Your goal: Restate the listing below with no word altered.

◆ ◆ ◆ ◆ ◆

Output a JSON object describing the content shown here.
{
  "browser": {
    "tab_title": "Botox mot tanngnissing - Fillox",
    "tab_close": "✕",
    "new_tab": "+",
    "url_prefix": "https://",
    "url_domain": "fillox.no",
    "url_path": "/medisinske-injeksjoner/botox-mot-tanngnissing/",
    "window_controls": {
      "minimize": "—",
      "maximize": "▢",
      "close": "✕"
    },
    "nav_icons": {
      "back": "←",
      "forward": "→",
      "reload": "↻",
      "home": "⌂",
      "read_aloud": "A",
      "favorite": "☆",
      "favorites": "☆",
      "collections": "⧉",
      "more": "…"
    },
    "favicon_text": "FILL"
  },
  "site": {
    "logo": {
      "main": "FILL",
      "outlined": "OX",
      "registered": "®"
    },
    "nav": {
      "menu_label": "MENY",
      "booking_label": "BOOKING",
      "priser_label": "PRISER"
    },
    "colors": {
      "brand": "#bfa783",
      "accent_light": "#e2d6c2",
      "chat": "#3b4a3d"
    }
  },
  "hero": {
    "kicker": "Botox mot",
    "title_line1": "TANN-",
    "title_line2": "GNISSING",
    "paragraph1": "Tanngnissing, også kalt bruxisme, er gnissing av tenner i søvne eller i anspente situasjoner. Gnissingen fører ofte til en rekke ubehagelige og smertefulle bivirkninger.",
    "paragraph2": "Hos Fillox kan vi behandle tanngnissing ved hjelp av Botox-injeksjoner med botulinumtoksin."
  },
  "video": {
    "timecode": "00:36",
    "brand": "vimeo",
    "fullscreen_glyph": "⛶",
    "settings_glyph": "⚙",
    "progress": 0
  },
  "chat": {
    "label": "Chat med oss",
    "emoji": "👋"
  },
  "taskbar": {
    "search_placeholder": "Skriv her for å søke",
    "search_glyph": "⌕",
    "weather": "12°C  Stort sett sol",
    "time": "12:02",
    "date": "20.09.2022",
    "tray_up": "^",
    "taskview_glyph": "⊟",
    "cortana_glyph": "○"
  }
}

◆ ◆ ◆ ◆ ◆

Solution to this exercise:
Output a JSON object describing the content shown here.
{
  "browser": {
    "tab_title": "Botox mot tanngnissing - Fillox",
    "tab_close": "✕",
    "new_tab": "+",
    "url_prefix": "https://",
    "url_domain": "fillox.no",
    "url_path": "/medisinske-injeksjoner/botox-mot-tanngnissing/",
    "window_controls": {
      "minimize": "—",
      "maximize": "▢",
      "close": "✕"
    },
    "nav_icons": {
      "back": "←",
      "forward": "→",
      "reload": "↻",
      "home": "⌂",
      "read_aloud": "A",
      "favorite": "☆",
      "favorites": "☆",
      "collections": "⧉",
      "more": "…"
    },
    "favicon_text": "FILL"
  },
  "site": {
    "logo": {
      "main": "FILL",
      "outlined": "OX",
      "registered": "®"
    },
    "nav": {
      "menu_label": "MENY",
      "booking_label": "BOOKING",
      "priser_label": "PRISER"
    },
    "colors": {
      "brand": "#bfa783",
      "accent_light": "#e2d6c2",
      "chat": "#3b4a3d"
    }
  },
  "hero": {
    "kicker": "Botox mot",
    "title_line1": "TANN-",
    "title_line2": "GNISSING",
    "paragraph1": "Tanngnissing, også kalt bruxisme, er gnissing av tenner i søvne eller i anspente situasjoner. Gnissingen fører ofte til en rekke ubehagelige og smertefulle bivirkninger.",
    "paragraph2": "Hos Fillox kan vi behandle tanngnissing ved hjelp av Botox-injeksjoner med botulinumtoksin."
  },
  "video": {
    "timecode": "00:36",
    "brand": "vimeo",
    "fullscreen_glyph": "⛶",
    "settings_glyph": "⚙",
    "progress": 0
  },
  "chat": {
    "label": "Chat med oss",
    "emoji": "👋"
  },
  "taskbar": {
    "search_placeholder": "Skriv her for å søke",
    "search_glyph": "⌕",
    "weather": "12°C  Stort sett sol",
    "time": "12:02",
    "date": "20.09.2022",
    "tray_up": "^",
    "taskview_glyph": "⊟",
    "cortana_glyph": "○"
  }
}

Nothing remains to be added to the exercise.